WHAT THE TASK ASKS: Copy the data precisely, keeping every character.

DATA IN THIS EXERCISE:
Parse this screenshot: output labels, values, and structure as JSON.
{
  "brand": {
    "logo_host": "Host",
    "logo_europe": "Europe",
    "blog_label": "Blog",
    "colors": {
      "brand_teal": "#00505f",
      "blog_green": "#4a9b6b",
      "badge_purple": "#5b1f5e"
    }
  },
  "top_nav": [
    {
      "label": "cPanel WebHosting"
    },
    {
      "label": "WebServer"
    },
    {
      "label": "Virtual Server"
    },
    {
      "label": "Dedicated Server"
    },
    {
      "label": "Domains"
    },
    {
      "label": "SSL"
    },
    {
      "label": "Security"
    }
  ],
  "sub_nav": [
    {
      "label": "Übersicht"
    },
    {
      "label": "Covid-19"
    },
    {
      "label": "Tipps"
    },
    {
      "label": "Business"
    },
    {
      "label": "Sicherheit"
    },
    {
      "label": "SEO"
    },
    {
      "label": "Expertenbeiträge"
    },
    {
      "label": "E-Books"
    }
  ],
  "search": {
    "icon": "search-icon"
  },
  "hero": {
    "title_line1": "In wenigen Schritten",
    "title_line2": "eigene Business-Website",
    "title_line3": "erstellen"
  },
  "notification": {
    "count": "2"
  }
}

OUTPUT:
Parse this screenshot: output labels, values, and structure as JSON.
{
  "brand": {
    "logo_host": "Host",
    "logo_europe": "Europe",
    "blog_label": "Blog",
    "colors": {
      "brand_teal": "#00505f",
      "blog_green": "#4a9b6b",
      "badge_purple": "#5b1f5e"
    }
  },
  "top_nav": [
    {
      "label": "cPanel WebHosting"
    },
    {
      "label": "WebServer"
    },
    {
      "label": "Virtual Server"
    },
    {
      "label": "Dedicated Server"
    },
    {
      "label": "Domains"
    },
    {
      "label": "SSL"
    },
    {
      "label": "Security"
    }
  ],
  "sub_nav": [
    {
      "label": "Übersicht"
    },
    {
      "label": "Covid-19"
    },
    {
      "label": "Tipps"
    },
    {
      "label": "Business"
    },
    {
      "label": "Sicherheit"
    },
    {
      "label": "SEO"
    },
    {
      "label": "Expertenbeiträge"
    },
    {
      "label": "E-Books"
    }
  ],
  "search": {
    "icon": "search-icon"
  },
  "hero": {
    "title_line1": "In wenigen Schritten",
    "title_line2": "eigene Business-Website",
    "title_line3": "erstellen"
  },
  "notification": {
    "count": "2"
  }
}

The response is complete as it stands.